Mediators submitted the proposal to Hamas after negotiations with Israel in what appeared to be the most serious peace initiative in months.
A senior Hamas official told Reuters the proposal involved a three-stage truce, in which the group would first release the remaining civilians among the hostages captured on October 7, then the soldiers and finally the bodies of the slain hostages. .
The ceasefire proposal follows talks in Paris involving the intelligence chiefs of Israel, the United States and Egypt, along with the prime minister of Qatar.
In a sign of the seriousness of the negotiations, Hamas leader Ismail Haniyeh said he would travel to Cairo to discuss them, his first public trip there in more than a month.
But Israeli Prime Minister Benjamin Netanyahu reiterated his pledge not to withdraw troops from Gaza until “total victory.”
“I hear talk about all kinds of (hostage) deals, so I want to clarify: We will not end this war until we achieve all of its objectives. That means eliminating Hamas, returning all of our hostages and ensure that Gaza will no longer pose a threat to Israel.”
Hamas, whose fighters precipitated the war by storming Israeli towns on October 7, killing 1,200 people and capturing 253 hostages, says it will only release its remaining prisoners as part of a broader deal aimed at putting a definitive end to the war.
Israel has killed more than 26,000 Palestinians in the war so far and more than 2 million people in the enclave have been displaced.
The fighting in Gaza has led to escalation elsewhere in the Middle East, including attacks on U.S. forces by armed groups allied with Iran.
U.S. President Joe Biden said Tuesday he had made a decision on how to respond to a drone attack that killed U.S. service members in Jordan, without providing further details.

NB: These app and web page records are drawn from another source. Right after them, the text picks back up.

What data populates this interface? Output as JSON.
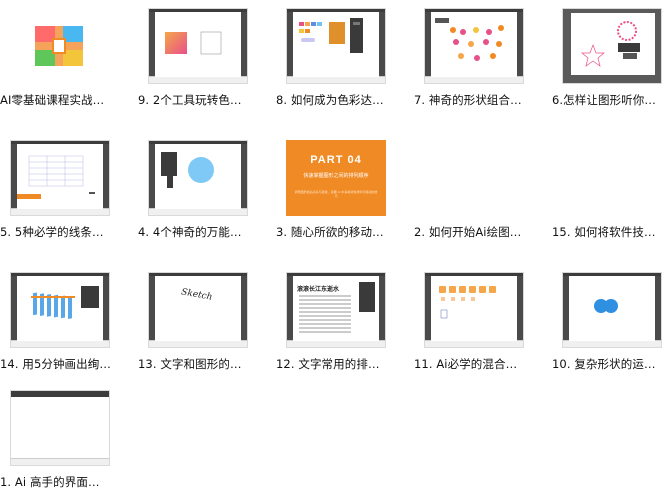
{
  "items": [
    {
      "label": "AI零基础课程实战…",
      "thumb": "folder-icon"
    },
    {
      "label": "9. 2个工具玩转色…",
      "thumb": "gradient-square"
    },
    {
      "label": "8. 如何成为色彩达…",
      "thumb": "color-panels"
    },
    {
      "label": "7. 神奇的形状组合…",
      "thumb": "shape-combos"
    },
    {
      "label": "6.怎样让图形听你…",
      "thumb": "star-shapes"
    },
    {
      "label": "5. 5种必学的线条…",
      "thumb": "line-grid"
    },
    {
      "label": "4. 4个神奇的万能…",
      "thumb": "blue-circle"
    },
    {
      "label": "3. 随心所欲的移动…",
      "thumb": "orange-title"
    },
    {
      "label": "2. 如何开始Ai绘图…",
      "thumb": "blank"
    },
    {
      "label": "15. 如何将软件技…",
      "thumb": "blank"
    },
    {
      "label": "14. 用5分钟画出绚…",
      "thumb": "blue-columns"
    },
    {
      "label": "13. 文字和图形的…",
      "thumb": "text-curve"
    },
    {
      "label": "12. 文字常用的排…",
      "thumb": "text-layout"
    },
    {
      "label": "11. Ai必学的混合…",
      "thumb": "blend-shapes"
    },
    {
      "label": "10. 复杂形状的运…",
      "thumb": "blue-blobs"
    },
    {
      "label": "1. Ai 高手的界面…",
      "thumb": "blank"
    }
  ],
  "orange_slide": {
    "title": "PART 04",
    "subtitle": "快速掌握图形之间的排列顺序",
    "caption": "调整图形前后关系与层级，掌握 Ai 中多种对象排列与移动的技巧"
  },
  "text_layout": {
    "heading": "滚滚长江东逝水"
  },
  "text_curve": {
    "word": "Sketch"
  },
  "colors": {
    "orange": "#f08a24",
    "blue": "#7ec9f5",
    "pink": "#e8508a",
    "dark": "#3a3a3a"
  }
}
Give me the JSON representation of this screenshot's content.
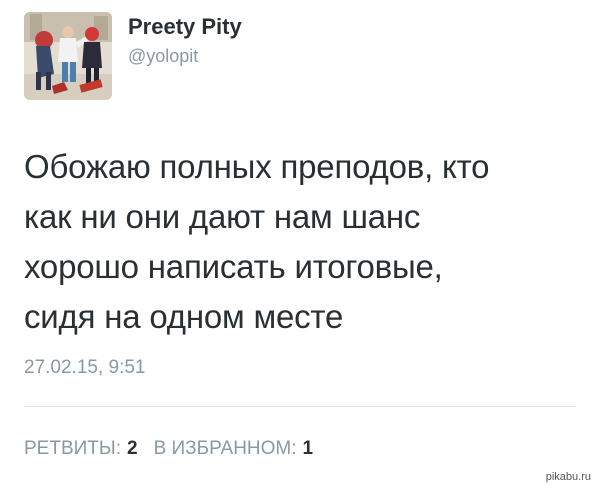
{
  "user": {
    "display_name": "Preety Pity",
    "handle": "@yolopit"
  },
  "tweet": {
    "lines": [
      "Обожаю полных преподов, кто",
      "как ни они дают нам шанс",
      "хорошо написать итоговые,",
      "сидя на одном месте"
    ],
    "timestamp": "27.02.15, 9:51"
  },
  "stats": {
    "retweets_label": "РЕТВИТЫ:",
    "retweets_count": "2",
    "favorites_label": "В ИЗБРАННОМ:",
    "favorites_count": "1"
  },
  "watermark": "pikabu.ru",
  "colors": {
    "text": "#292f33",
    "muted": "#8899a6",
    "divider": "#e1e8ed"
  }
}
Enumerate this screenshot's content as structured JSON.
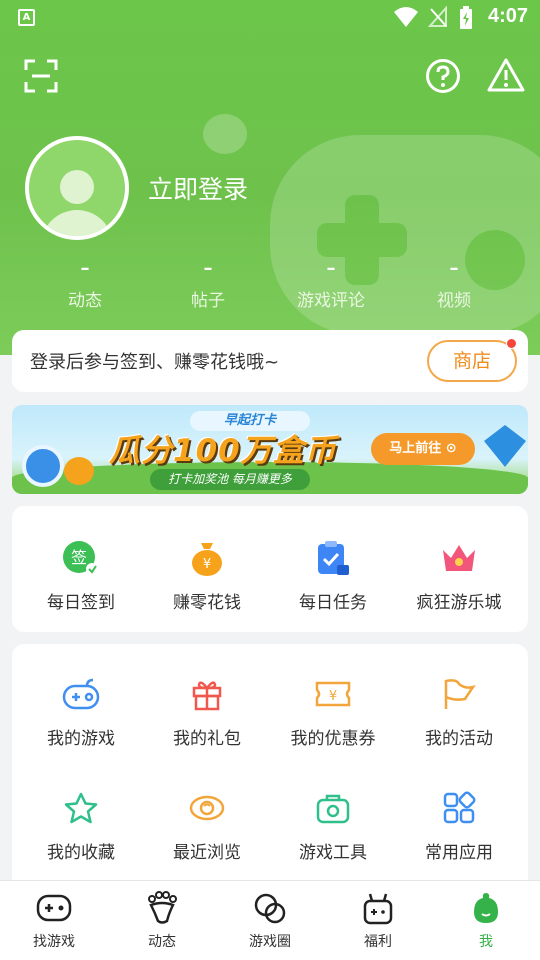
{
  "status": {
    "time": "4:07",
    "app_badge": "A"
  },
  "header": {
    "login_text": "立即登录"
  },
  "stats": [
    {
      "value": "–",
      "label": "动态"
    },
    {
      "value": "–",
      "label": "帖子"
    },
    {
      "value": "–",
      "label": "游戏评论"
    },
    {
      "value": "–",
      "label": "视频"
    }
  ],
  "signin": {
    "text": "登录后参与签到、赚零花钱哦~",
    "shop_label": "商店"
  },
  "banner": {
    "tag": "早起打卡",
    "headline": "瓜分100万盒币",
    "sub": "打卡加奖池  每月赚更多",
    "cta": "马上前往 ⊙"
  },
  "quick": [
    {
      "label": "每日签到",
      "icon": "sign-icon"
    },
    {
      "label": "赚零花钱",
      "icon": "money-bag-icon"
    },
    {
      "label": "每日任务",
      "icon": "task-clipboard-icon"
    },
    {
      "label": "疯狂游乐城",
      "icon": "crown-icon"
    }
  ],
  "mine": [
    {
      "label": "我的游戏",
      "icon": "gamepad-icon"
    },
    {
      "label": "我的礼包",
      "icon": "gift-icon"
    },
    {
      "label": "我的优惠券",
      "icon": "coupon-icon"
    },
    {
      "label": "我的活动",
      "icon": "flag-icon"
    },
    {
      "label": "我的收藏",
      "icon": "star-icon"
    },
    {
      "label": "最近浏览",
      "icon": "eye-icon"
    },
    {
      "label": "游戏工具",
      "icon": "toolbox-icon"
    },
    {
      "label": "常用应用",
      "icon": "apps-icon"
    }
  ],
  "tabs": [
    {
      "label": "找游戏",
      "icon": "gamepad-icon"
    },
    {
      "label": "动态",
      "icon": "paw-icon"
    },
    {
      "label": "游戏圈",
      "icon": "circles-icon"
    },
    {
      "label": "福利",
      "icon": "gift-box-icon"
    },
    {
      "label": "我",
      "icon": "mascot-icon",
      "active": true
    }
  ],
  "colors": {
    "hero_green": "#6cc64a",
    "accent_orange": "#f08c1c",
    "active_tab": "#36b24a"
  }
}
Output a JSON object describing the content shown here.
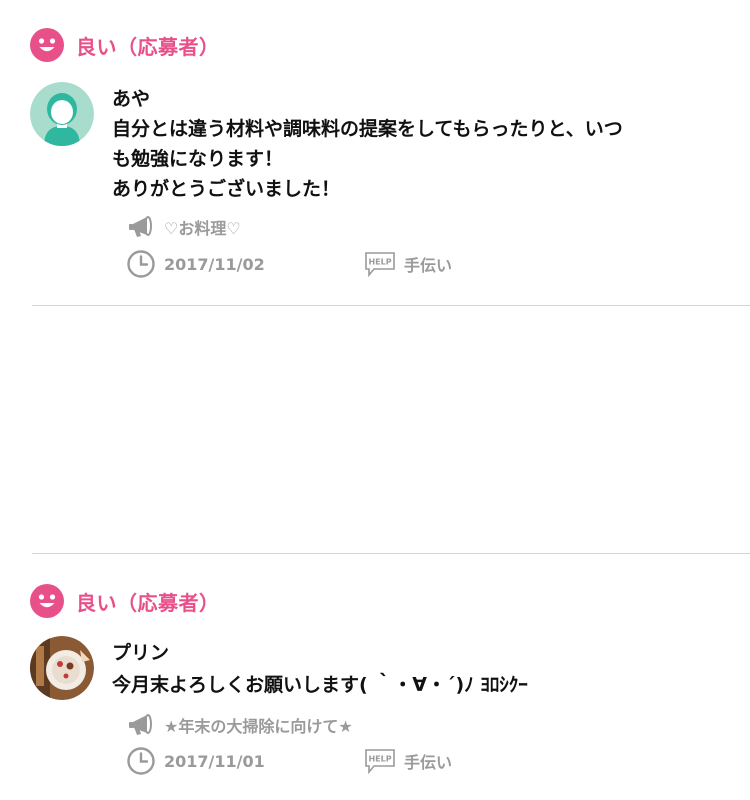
{
  "reviews": [
    {
      "rating_label": "良い（応募者）",
      "user_name": "あや",
      "comment_lines": [
        "自分とは違う材料や調味料の提案をしてもらったりと、いつ",
        "も勉強になります！",
        "ありがとうございました！"
      ],
      "post_title": "♡お料理♡",
      "date": "2017/11/02",
      "category": "手伝い",
      "help_badge": "HELP",
      "avatar_icon": "person-avatar-icon"
    },
    {
      "rating_label": "良い（応募者）",
      "user_name": "プリン",
      "comment_lines": [
        "今月末よろしくお願いします( ｀・∀・´)ﾉ ﾖﾛｼｸｰ"
      ],
      "post_title": "★年末の大掃除に向けて★",
      "date": "2017/11/01",
      "category": "手伝い",
      "help_badge": "HELP",
      "avatar_icon": "photo-avatar-icon"
    }
  ],
  "colors": {
    "accent": "#e8508a",
    "avatar_bg": "#a8dccd",
    "avatar_figure": "#2fb7a0",
    "meta_gray": "#9a9a9a",
    "divider": "#d4d4d4"
  }
}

But he echoed comments from other U.S. officials, who said the United States did not want war with Iran.
“I don’t think we need a broader war in the Middle East. That’s not what I’m looking for.”